> Try it:
Copy each line of the entries beneath that contains the word "from".
________________________________________
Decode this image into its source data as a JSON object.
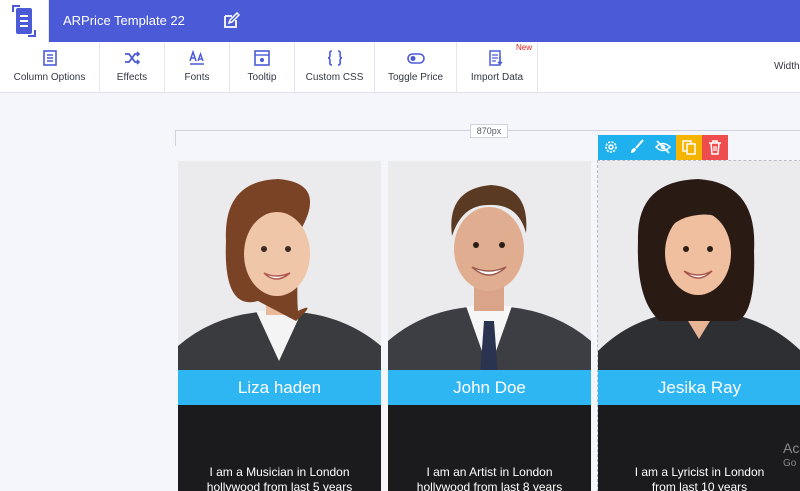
{
  "header": {
    "title": "ARPrice Template 22",
    "logo_icon": "arprice-logo-icon",
    "edit_icon": "pencil-square-icon",
    "background": "#4b5bd8"
  },
  "toolbar": {
    "items": [
      {
        "label": "Column Options",
        "icon": "column-list-icon"
      },
      {
        "label": "Effects",
        "icon": "shuffle-icon"
      },
      {
        "label": "Fonts",
        "icon": "font-icon"
      },
      {
        "label": "Tooltip",
        "icon": "tooltip-window-icon"
      },
      {
        "label": "Custom CSS",
        "icon": "curly-braces-icon"
      },
      {
        "label": "Toggle Price",
        "icon": "toggle-icon"
      },
      {
        "label": "Import Data",
        "icon": "import-data-icon",
        "badge": "New"
      }
    ],
    "width_label": "Width"
  },
  "canvas": {
    "ruler_label": "870px",
    "column_actions": [
      {
        "icon": "gear-icon",
        "color": "#1fb1ee"
      },
      {
        "icon": "brush-icon",
        "color": "#1fb1ee"
      },
      {
        "icon": "eye-slash-icon",
        "color": "#1fb1ee"
      },
      {
        "icon": "copy-icon",
        "color": "#f4b400"
      },
      {
        "icon": "trash-icon",
        "color": "#ef4d4d"
      }
    ]
  },
  "cards": [
    {
      "name": "Liza haden",
      "desc_line1": "I am a Musician in London",
      "desc_line2": "hollywood from last 5 years"
    },
    {
      "name": "John Doe",
      "desc_line1": "I am an Artist in London",
      "desc_line2": "hollywood from last 8 years"
    },
    {
      "name": "Jesika Ray",
      "desc_line1": "I am a Lyricist in London",
      "desc_line2": "from last 10 years"
    }
  ],
  "watermark": {
    "line1": "Ac",
    "line2": "Go"
  },
  "colors": {
    "accent": "#2eb6f2",
    "dark": "#1b1b1d",
    "toolbar_icon": "#4b5bd8"
  }
}
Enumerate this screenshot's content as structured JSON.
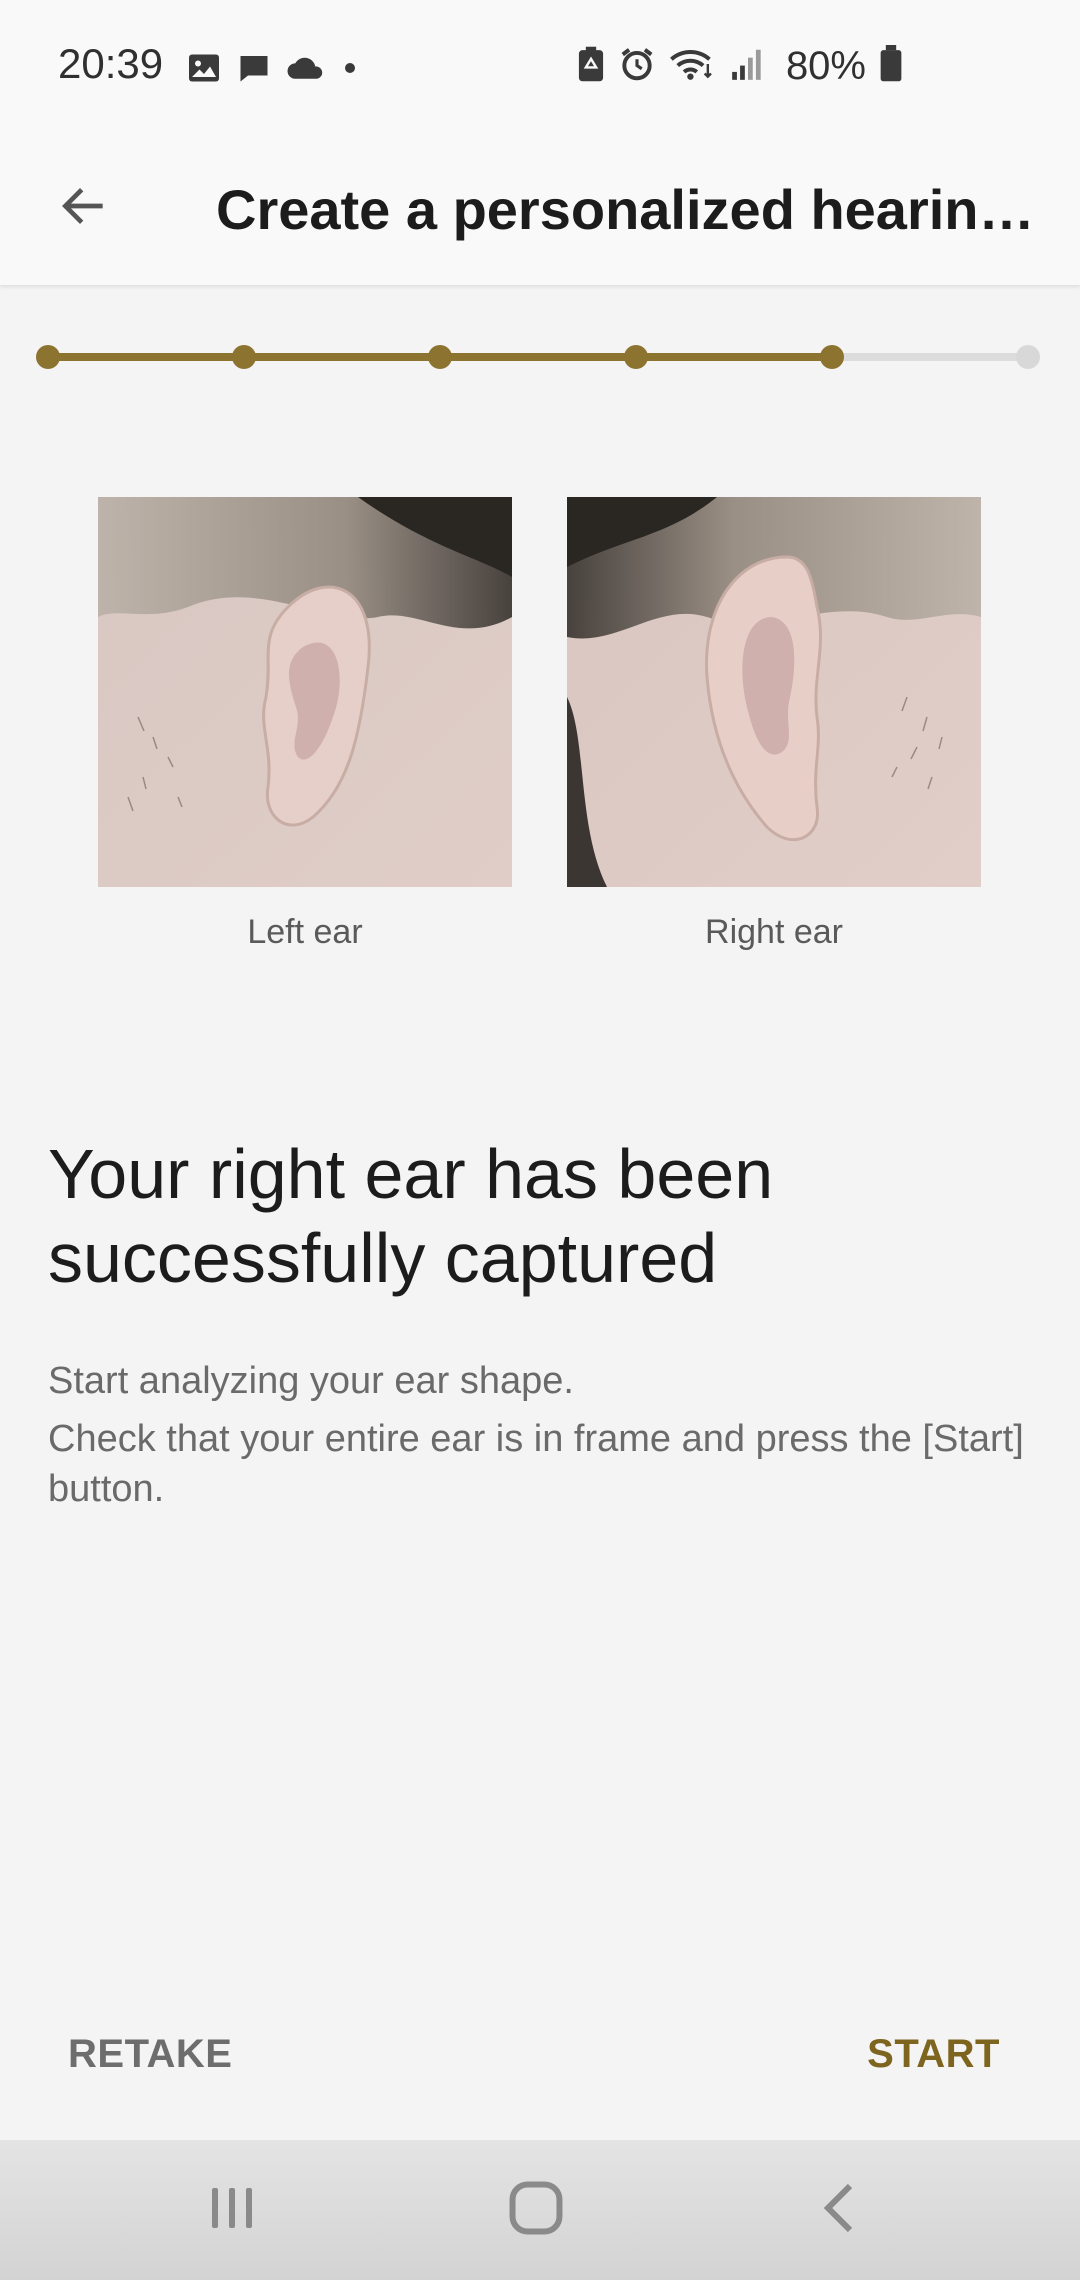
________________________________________
> Solution for this exercise:
      "desc_line2": "hollywood from last 5 years"
      "desc_line2": "hollywood from last 8 years"
      "desc_line2": "from last 10 years"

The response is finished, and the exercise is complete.